Reflecting the cultural importance of this beverage, the UAE, Saudi Arabia, the Sultanate of Oman and Qatar had Arabic coffee inscribed on UNESCO’s Representative List of the Intangible Cultural Heritage of Humanity in 2015.

Dates form another important element of Arab culture. Perhaps the most classic edible souvenir, this distinctive fruit holds an important place in Arabian heritage as a vital source of nutrition.

Today, dates are available in many modern varieties, with each having its own distinctive colour and flavour. They are even available dipped in chocolate or stuffed with almonds or candied orange peel. Bateel, the renowned dates delicatessen, has an amazing selection of luxury dates as well as other date produce, from sparkling date juice to date jams and preserves, and even date-infused balsamic vinegar. These make great gifts to take back home.

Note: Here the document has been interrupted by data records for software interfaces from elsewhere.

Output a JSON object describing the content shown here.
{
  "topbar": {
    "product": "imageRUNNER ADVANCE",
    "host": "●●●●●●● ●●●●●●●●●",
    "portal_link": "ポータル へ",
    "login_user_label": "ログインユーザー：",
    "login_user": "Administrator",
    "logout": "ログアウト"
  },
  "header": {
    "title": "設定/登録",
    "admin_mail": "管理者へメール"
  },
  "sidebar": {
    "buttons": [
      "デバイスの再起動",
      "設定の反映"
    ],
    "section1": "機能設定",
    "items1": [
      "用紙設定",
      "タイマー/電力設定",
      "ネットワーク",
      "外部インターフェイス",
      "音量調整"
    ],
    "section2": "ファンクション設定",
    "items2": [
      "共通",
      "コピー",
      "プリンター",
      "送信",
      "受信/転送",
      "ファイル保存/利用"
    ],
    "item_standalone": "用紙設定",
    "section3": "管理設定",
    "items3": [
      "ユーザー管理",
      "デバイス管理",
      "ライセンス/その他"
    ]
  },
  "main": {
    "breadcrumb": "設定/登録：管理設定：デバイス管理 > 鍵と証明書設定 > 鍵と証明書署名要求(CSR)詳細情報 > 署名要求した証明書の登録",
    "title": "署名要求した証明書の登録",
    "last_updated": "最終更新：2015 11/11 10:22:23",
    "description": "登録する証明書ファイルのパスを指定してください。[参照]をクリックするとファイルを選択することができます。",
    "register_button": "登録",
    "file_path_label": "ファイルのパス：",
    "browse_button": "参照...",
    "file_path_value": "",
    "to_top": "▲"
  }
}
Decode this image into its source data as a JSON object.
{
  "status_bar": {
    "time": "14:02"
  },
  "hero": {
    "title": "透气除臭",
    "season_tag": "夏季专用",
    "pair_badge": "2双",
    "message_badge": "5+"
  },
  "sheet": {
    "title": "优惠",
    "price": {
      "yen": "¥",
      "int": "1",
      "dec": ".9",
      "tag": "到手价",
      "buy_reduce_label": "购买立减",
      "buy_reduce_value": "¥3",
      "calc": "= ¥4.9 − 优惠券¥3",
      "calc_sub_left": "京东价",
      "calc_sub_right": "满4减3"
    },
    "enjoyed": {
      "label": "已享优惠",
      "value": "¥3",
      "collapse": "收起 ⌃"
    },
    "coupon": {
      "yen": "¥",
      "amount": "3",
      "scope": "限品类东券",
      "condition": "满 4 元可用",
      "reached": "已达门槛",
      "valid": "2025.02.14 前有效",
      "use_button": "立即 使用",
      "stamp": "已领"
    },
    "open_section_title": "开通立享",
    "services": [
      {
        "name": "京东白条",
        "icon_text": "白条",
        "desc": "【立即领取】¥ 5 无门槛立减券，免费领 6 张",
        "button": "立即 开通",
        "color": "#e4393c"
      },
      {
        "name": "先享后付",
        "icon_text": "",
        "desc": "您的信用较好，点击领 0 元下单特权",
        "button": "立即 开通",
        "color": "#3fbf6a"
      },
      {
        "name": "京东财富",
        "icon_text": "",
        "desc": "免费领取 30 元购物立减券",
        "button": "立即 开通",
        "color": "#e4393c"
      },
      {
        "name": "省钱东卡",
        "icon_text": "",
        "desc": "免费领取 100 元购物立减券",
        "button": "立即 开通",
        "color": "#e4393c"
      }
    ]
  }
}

The Liwa Date Festival promotes and celebrates the symbolic and historic role that the date palm plays in Emirati culture. Held each July in Al Dhafra, the festival revolves around date competitions in which Emirati farms vie for the title of best date grower. Travellers from out of town are welcome to attend too, with this fun, family-friendly event being an incredible way to experience authentic Emirati culture up close. Prizes are offered for the top dates in each category and there is a live date auction where some dates sell for over AED 6,000 per kilo.